→ **PROBLEM TO SOLVE**:
All of the records shown below need to be copied with no differences.

+-------+

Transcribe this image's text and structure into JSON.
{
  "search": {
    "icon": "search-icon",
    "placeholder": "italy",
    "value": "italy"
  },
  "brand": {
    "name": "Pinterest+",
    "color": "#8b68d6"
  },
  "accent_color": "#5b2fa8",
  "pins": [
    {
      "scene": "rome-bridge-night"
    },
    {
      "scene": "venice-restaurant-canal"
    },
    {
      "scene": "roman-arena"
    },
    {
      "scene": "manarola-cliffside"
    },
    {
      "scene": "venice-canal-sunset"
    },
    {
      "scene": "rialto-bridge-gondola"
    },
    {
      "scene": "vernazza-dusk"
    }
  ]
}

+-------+

→ **RESULT BELOW**:
Transcribe this image's text and structure into JSON.
{
  "search": {
    "icon": "search-icon",
    "placeholder": "italy",
    "value": "italy"
  },
  "brand": {
    "name": "Pinterest+",
    "color": "#8b68d6"
  },
  "accent_color": "#5b2fa8",
  "pins": [
    {
      "scene": "rome-bridge-night"
    },
    {
      "scene": "venice-restaurant-canal"
    },
    {
      "scene": "roman-arena"
    },
    {
      "scene": "manarola-cliffside"
    },
    {
      "scene": "venice-canal-sunset"
    },
    {
      "scene": "rialto-bridge-gondola"
    },
    {
      "scene": "vernazza-dusk"
    }
  ]
}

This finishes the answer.